▶ WHAT IS BEING ASKED: Reproduce the records precisely. Omit every picture.

▶ Element data from apps and pages:
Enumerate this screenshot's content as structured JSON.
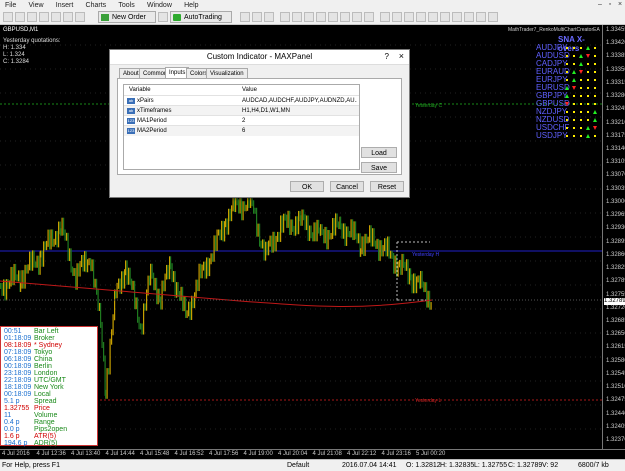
{
  "menu": [
    "File",
    "View",
    "Insert",
    "Charts",
    "Tools",
    "Window",
    "Help"
  ],
  "window_controls": [
    "–",
    "▫",
    "×"
  ],
  "toolbar": {
    "new_order": "New Order",
    "autotrading": "AutoTrading"
  },
  "chart": {
    "tab_title": "GBPUSD,M1",
    "info_lines": [
      "Yesterday quotations:",
      "H: 1.334",
      "L: 1.324",
      "C: 1.3284"
    ],
    "price_labels": [
      "1.33455",
      "1.33420",
      "1.33385",
      "1.33350",
      "1.33315",
      "1.33280",
      "1.33245",
      "1.33210",
      "1.33175",
      "1.33140",
      "1.33105",
      "1.33070",
      "1.33035",
      "1.33000",
      "1.32965",
      "1.32930",
      "1.32895",
      "1.32860",
      "1.32825",
      "1.32789",
      "1.32755",
      "1.32720",
      "1.32685",
      "1.32650",
      "1.32615",
      "1.32580",
      "1.32545",
      "1.32510",
      "1.32475",
      "1.32440",
      "1.32405",
      "1.32370"
    ],
    "time_labels": [
      "4 Jul 2016",
      "4 Jul 12:36",
      "4 Jul 13:40",
      "4 Jul 14:44",
      "4 Jul 15:48",
      "4 Jul 16:52",
      "4 Jul 17:56",
      "4 Jul 19:00",
      "4 Jul 20:04",
      "4 Jul 21:08",
      "4 Jul 22:12",
      "4 Jul 23:16",
      "5 Jul 00:20"
    ],
    "line_labels": {
      "green": "Yesterday C",
      "red": "Yesterday L",
      "blue": "Yesterday H"
    },
    "current_price": "1.32789",
    "header_right": "MathTrader7_RenkoMultiChartCreatorEA"
  },
  "sx_panel": {
    "title": "SNA  X-overs",
    "pairs": [
      "AUDJPY",
      "AUDUSD",
      "CADJPY",
      "EURAUD",
      "EURJPY",
      "EURUSD",
      "GBPJPY",
      "GBPUSD",
      "NZDJPY",
      "NZDUSD",
      "USDCHF",
      "USDJPY"
    ]
  },
  "session_panel": {
    "rows": [
      {
        "value": "00:51",
        "label": "Bar Left",
        "color": "#1a6fd0"
      },
      {
        "value": "01:18:09",
        "label": "Broker",
        "color": "#1a6fd0"
      },
      {
        "value": "08:18:09",
        "label": "* Sydney",
        "color": "#d00000"
      },
      {
        "value": "07:18:09",
        "label": "Tokyo",
        "color": "#1a6fd0"
      },
      {
        "value": "06:18:09",
        "label": "China",
        "color": "#1a6fd0"
      },
      {
        "value": "00:18:09",
        "label": "Berlin",
        "color": "#1a6fd0"
      },
      {
        "value": "23:18:09",
        "label": "London",
        "color": "#1a6fd0"
      },
      {
        "value": "22:18:09",
        "label": "UTC/GMT",
        "color": "#1a6fd0"
      },
      {
        "value": "18:18:09",
        "label": "New York",
        "color": "#1a6fd0"
      },
      {
        "value": "00:18:09",
        "label": "Local",
        "color": "#1a6fd0"
      },
      {
        "value": "5.1 p",
        "label": "Spread",
        "color": "#1a6fd0"
      },
      {
        "value": "1.32755",
        "label": "Price",
        "color": "#d00000"
      },
      {
        "value": "11",
        "label": "Volume",
        "color": "#1a6fd0"
      },
      {
        "value": "0.4 p",
        "label": "Range",
        "color": "#1a6fd0"
      },
      {
        "value": "0.0 p",
        "label": "Pips2open",
        "color": "#1a6fd0"
      },
      {
        "value": "1.6 p",
        "label": "ATR(5)",
        "color": "#d00000"
      },
      {
        "value": "194.6 p",
        "label": "ADR(5)",
        "color": "#1a6fd0"
      }
    ]
  },
  "dialog": {
    "title": "Custom Indicator - MAXPanel",
    "help": "?",
    "close": "×",
    "tabs": [
      "About",
      "Common",
      "Inputs",
      "Colors",
      "Visualization"
    ],
    "active_tab": "Inputs",
    "columns": [
      "Variable",
      "Value"
    ],
    "params": [
      {
        "icon": "ab",
        "name": "xPairs",
        "value": "AUDCAD,AUDCHF,AUDJPY,AUDNZD,AU..."
      },
      {
        "icon": "ab",
        "name": "xTimeframes",
        "value": "H1,H4,D1,W1,MN"
      },
      {
        "icon": "123",
        "name": "MA1Period",
        "value": "2"
      },
      {
        "icon": "123",
        "name": "MA2Period",
        "value": "6"
      }
    ],
    "load": "Load",
    "save": "Save",
    "ok": "OK",
    "cancel": "Cancel",
    "reset": "Reset"
  },
  "status": {
    "help": "For Help, press F1",
    "profile": "Default",
    "datetime": "2016.07.04 14:41",
    "open": "O: 1.32812",
    "high": "H: 1.32835",
    "low": "L: 1.32755",
    "close": "C: 1.32789",
    "volume": "V: 92",
    "traffic": "6800/7 kb"
  },
  "colors": {
    "candle_up": "#c8a000",
    "candle_down": "#1f7a1f",
    "ma_line": "#c01818",
    "blue_line": "#2020c8",
    "green_line": "#188818",
    "red_line": "#a81818"
  }
}
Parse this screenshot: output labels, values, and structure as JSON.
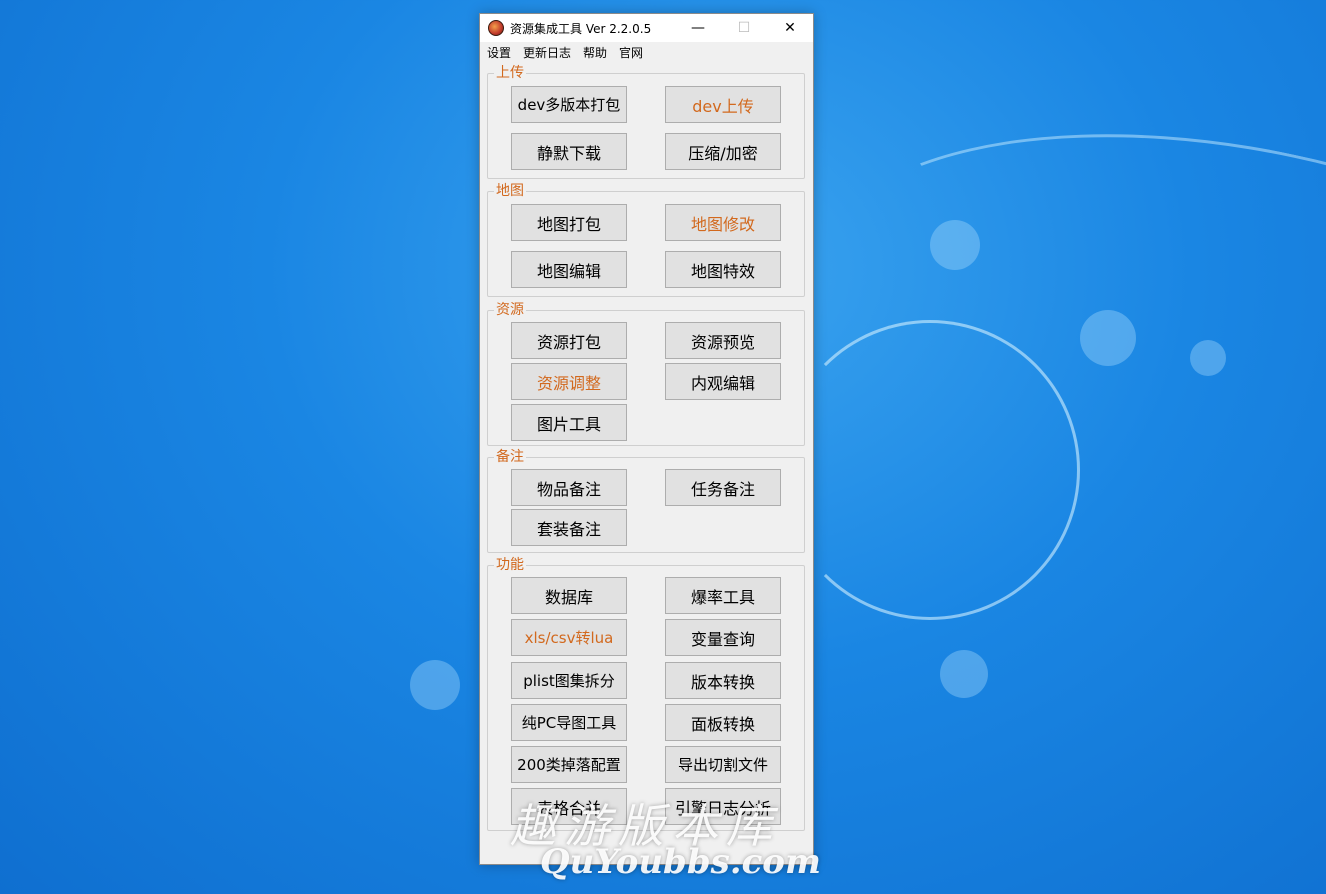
{
  "window": {
    "title": "资源集成工具 Ver 2.2.0.5",
    "controls": {
      "minimize": "—",
      "maximize": "☐",
      "close": "✕"
    }
  },
  "menu": [
    "设置",
    "更新日志",
    "帮助",
    "官网"
  ],
  "groups": {
    "upload": {
      "label": "上传",
      "buttons": [
        "dev多版本打包",
        "dev上传",
        "静默下载",
        "压缩/加密"
      ]
    },
    "map": {
      "label": "地图",
      "buttons": [
        "地图打包",
        "地图修改",
        "地图编辑",
        "地图特效"
      ]
    },
    "resource": {
      "label": "资源",
      "buttons": [
        "资源打包",
        "资源预览",
        "资源调整",
        "内观编辑",
        "图片工具"
      ]
    },
    "notes": {
      "label": "备注",
      "buttons": [
        "物品备注",
        "任务备注",
        "套装备注"
      ]
    },
    "function": {
      "label": "功能",
      "buttons": [
        "数据库",
        "爆率工具",
        "xls/csv转lua",
        "变量查询",
        "plist图集拆分",
        "版本转换",
        "纯PC导图工具",
        "面板转换",
        "200类掉落配置",
        "导出切割文件",
        "表格合并",
        "引擎日志分析"
      ]
    }
  },
  "watermark": {
    "cn": "趣游版本库",
    "en": "QuYoubbs.com"
  },
  "colors": {
    "accent": "#d2691e",
    "button_bg": "#e1e1e1",
    "window_bg": "#f0f0f0"
  }
}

▶ ANSWER FOR THE TASK:
Enumerate this screenshot's content as structured JSON.
{
  "menu": [
    "File",
    "View",
    "Insert",
    "Charts",
    "Tools",
    "Window",
    "Help"
  ],
  "window_controls": [
    "–",
    "▫",
    "×"
  ],
  "toolbar": {
    "new_order": "New Order",
    "autotrading": "AutoTrading"
  },
  "chart": {
    "tab_title": "GBPUSD,M1",
    "info_lines": [
      "Yesterday quotations:",
      "H: 1.334",
      "L: 1.324",
      "C: 1.3284"
    ],
    "price_labels": [
      "1.33455",
      "1.33420",
      "1.33385",
      "1.33350",
      "1.33315",
      "1.33280",
      "1.33245",
      "1.33210",
      "1.33175",
      "1.33140",
      "1.33105",
      "1.33070",
      "1.33035",
      "1.33000",
      "1.32965",
      "1.32930",
      "1.32895",
      "1.32860",
      "1.32825",
      "1.32789",
      "1.32755",
      "1.32720",
      "1.32685",
      "1.32650",
      "1.32615",
      "1.32580",
      "1.32545",
      "1.32510",
      "1.32475",
      "1.32440",
      "1.32405",
      "1.32370"
    ],
    "time_labels": [
      "4 Jul 2016",
      "4 Jul 12:36",
      "4 Jul 13:40",
      "4 Jul 14:44",
      "4 Jul 15:48",
      "4 Jul 16:52",
      "4 Jul 17:56",
      "4 Jul 19:00",
      "4 Jul 20:04",
      "4 Jul 21:08",
      "4 Jul 22:12",
      "4 Jul 23:16",
      "5 Jul 00:20"
    ],
    "line_labels": {
      "green": "Yesterday C",
      "red": "Yesterday L",
      "blue": "Yesterday H"
    },
    "current_price": "1.32789",
    "header_right": "MathTrader7_RenkoMultiChartCreatorEA"
  },
  "sx_panel": {
    "title": "SNA  X-overs",
    "pairs": [
      "AUDJPY",
      "AUDUSD",
      "CADJPY",
      "EURAUD",
      "EURJPY",
      "EURUSD",
      "GBPJPY",
      "GBPUSD",
      "NZDJPY",
      "NZDUSD",
      "USDCHF",
      "USDJPY"
    ]
  },
  "session_panel": {
    "rows": [
      {
        "value": "00:51",
        "label": "Bar Left",
        "color": "#1a6fd0"
      },
      {
        "value": "01:18:09",
        "label": "Broker",
        "color": "#1a6fd0"
      },
      {
        "value": "08:18:09",
        "label": "* Sydney",
        "color": "#d00000"
      },
      {
        "value": "07:18:09",
        "label": "Tokyo",
        "color": "#1a6fd0"
      },
      {
        "value": "06:18:09",
        "label": "China",
        "color": "#1a6fd0"
      },
      {
        "value": "00:18:09",
        "label": "Berlin",
        "color": "#1a6fd0"
      },
      {
        "value": "23:18:09",
        "label": "London",
        "color": "#1a6fd0"
      },
      {
        "value": "22:18:09",
        "label": "UTC/GMT",
        "color": "#1a6fd0"
      },
      {
        "value": "18:18:09",
        "label": "New York",
        "color": "#1a6fd0"
      },
      {
        "value": "00:18:09",
        "label": "Local",
        "color": "#1a6fd0"
      },
      {
        "value": "5.1 p",
        "label": "Spread",
        "color": "#1a6fd0"
      },
      {
        "value": "1.32755",
        "label": "Price",
        "color": "#d00000"
      },
      {
        "value": "11",
        "label": "Volume",
        "color": "#1a6fd0"
      },
      {
        "value": "0.4 p",
        "label": "Range",
        "color": "#1a6fd0"
      },
      {
        "value": "0.0 p",
        "label": "Pips2open",
        "color": "#1a6fd0"
      },
      {
        "value": "1.6 p",
        "label": "ATR(5)",
        "color": "#d00000"
      },
      {
        "value": "194.6 p",
        "label": "ADR(5)",
        "color": "#1a6fd0"
      }
    ]
  },
  "dialog": {
    "title": "Custom Indicator - MAXPanel",
    "help": "?",
    "close": "×",
    "tabs": [
      "About",
      "Common",
      "Inputs",
      "Colors",
      "Visualization"
    ],
    "active_tab": "Inputs",
    "columns": [
      "Variable",
      "Value"
    ],
    "params": [
      {
        "icon": "ab",
        "name": "xPairs",
        "value": "AUDCAD,AUDCHF,AUDJPY,AUDNZD,AU..."
      },
      {
        "icon": "ab",
        "name": "xTimeframes",
        "value": "H1,H4,D1,W1,MN"
      },
      {
        "icon": "123",
        "name": "MA1Period",
        "value": "2"
      },
      {
        "icon": "123",
        "name": "MA2Period",
        "value": "6"
      }
    ],
    "load": "Load",
    "save": "Save",
    "ok": "OK",
    "cancel": "Cancel",
    "reset": "Reset"
  },
  "status": {
    "help": "For Help, press F1",
    "profile": "Default",
    "datetime": "2016.07.04 14:41",
    "open": "O: 1.32812",
    "high": "H: 1.32835",
    "low": "L: 1.32755",
    "close": "C: 1.32789",
    "volume": "V: 92",
    "traffic": "6800/7 kb"
  },
  "colors": {
    "candle_up": "#c8a000",
    "candle_down": "#1f7a1f",
    "ma_line": "#c01818",
    "blue_line": "#2020c8",
    "green_line": "#188818",
    "red_line": "#a81818"
  }
}
Parse this screenshot: output labels, values, and structure as JSON.
{
  "window": {
    "title": "资源集成工具 Ver 2.2.0.5",
    "controls": {
      "minimize": "—",
      "maximize": "☐",
      "close": "✕"
    }
  },
  "menu": [
    "设置",
    "更新日志",
    "帮助",
    "官网"
  ],
  "groups": {
    "upload": {
      "label": "上传",
      "buttons": [
        "dev多版本打包",
        "dev上传",
        "静默下载",
        "压缩/加密"
      ]
    },
    "map": {
      "label": "地图",
      "buttons": [
        "地图打包",
        "地图修改",
        "地图编辑",
        "地图特效"
      ]
    },
    "resource": {
      "label": "资源",
      "buttons": [
        "资源打包",
        "资源预览",
        "资源调整",
        "内观编辑",
        "图片工具"
      ]
    },
    "notes": {
      "label": "备注",
      "buttons": [
        "物品备注",
        "任务备注",
        "套装备注"
      ]
    },
    "function": {
      "label": "功能",
      "buttons": [
        "数据库",
        "爆率工具",
        "xls/csv转lua",
        "变量查询",
        "plist图集拆分",
        "版本转换",
        "纯PC导图工具",
        "面板转换",
        "200类掉落配置",
        "导出切割文件",
        "表格合并",
        "引擎日志分析"
      ]
    }
  },
  "watermark": {
    "cn": "趣游版本库",
    "en": "QuYoubbs.com"
  },
  "colors": {
    "accent": "#d2691e",
    "button_bg": "#e1e1e1",
    "window_bg": "#f0f0f0"
  }
}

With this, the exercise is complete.